Many medications interact and should not be used together by the same person. For instance, a person who takes warfarin to thin the blood should not take aspirin.

There are two types of contraindications:

  • Relative contraindication means that caution should be used when two drugs or procedures are used together. (It is acceptable to do so if the benefits outweigh the risk.)
  • Absolute contraindication means that it could result in a life-threatening situation. A procedure or medication that falls under this category should be avoided.

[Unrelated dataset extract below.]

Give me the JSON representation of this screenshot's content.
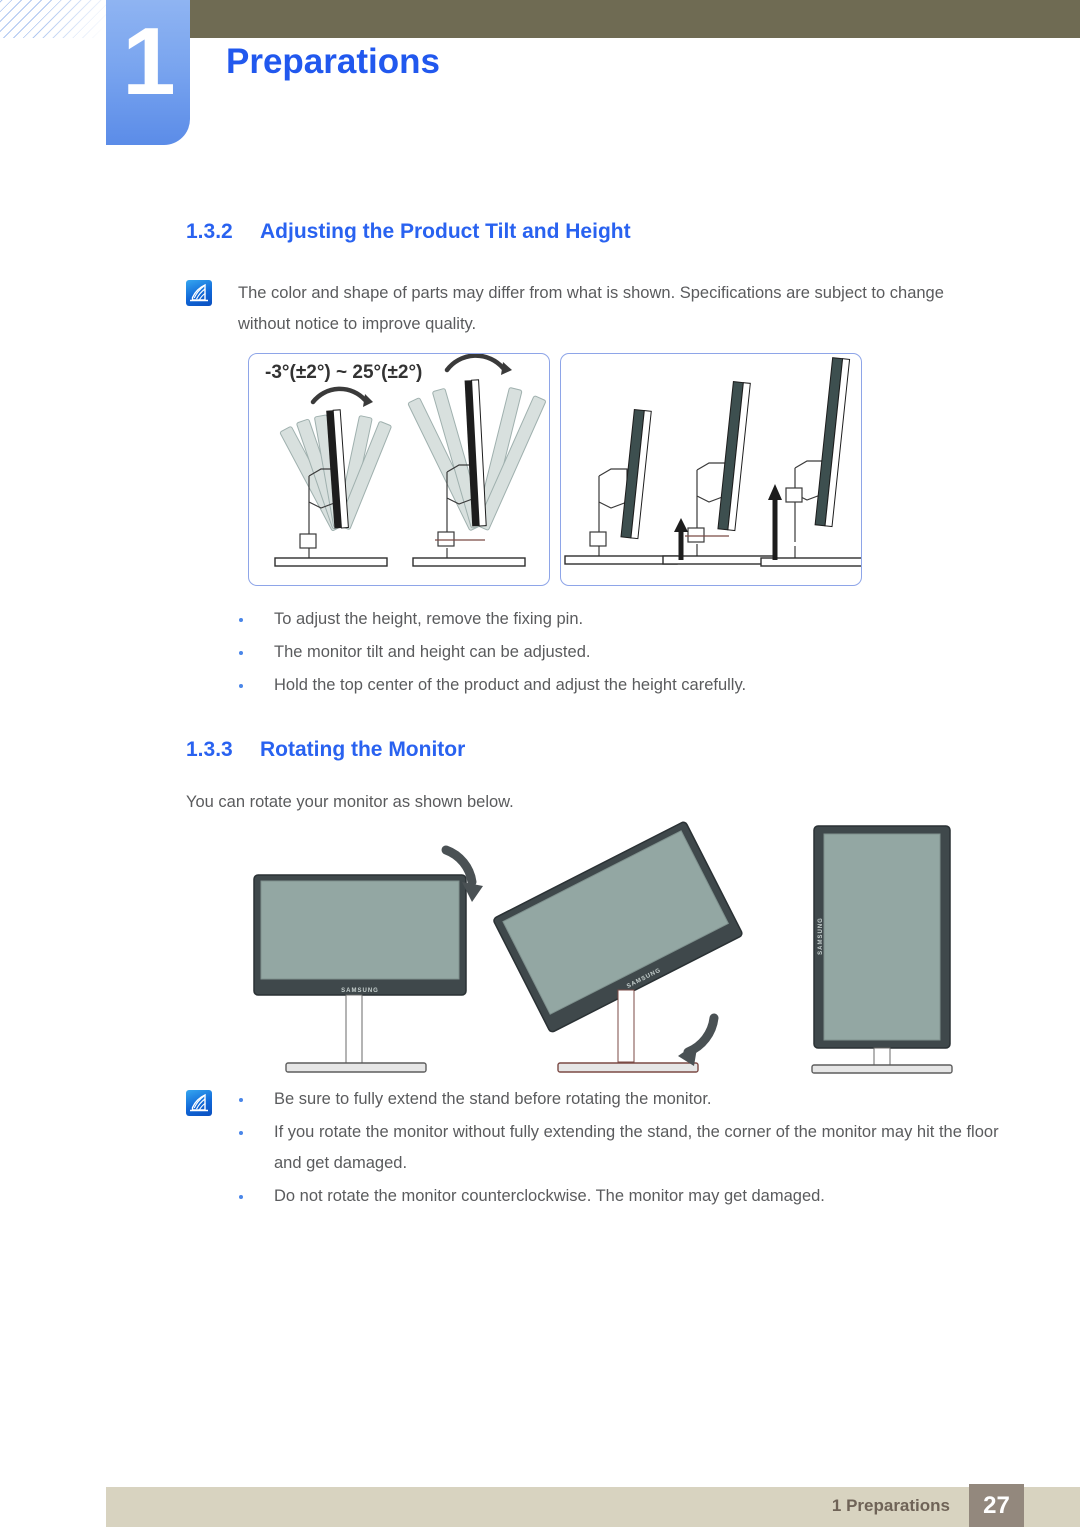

Review Date: 2/23/2009
Reviewed By: David C. Dugdale, III, MD, Professor of Medicine, Division of General Medicine, Department of Medicine, University of Washington School of Medicine. Also reviewed by David Zieve, MD, MHA, Medical Director, A.D.A.M., Inc.
The information provided herein should not be used during any medical emergency or for the diagnosis or treatment of any medical condition. A licensed medical professional should be consulted for diagnosis and treatment of any and all medical conditions. Call 911 for all medical emergencies. Links to other sites are provided for information only -- they do not constitute endorsements of those other sites. © 1997- A.D.A.M., Inc. Any duplication or distribution of the information contained herein is strictly prohibited.
adam.com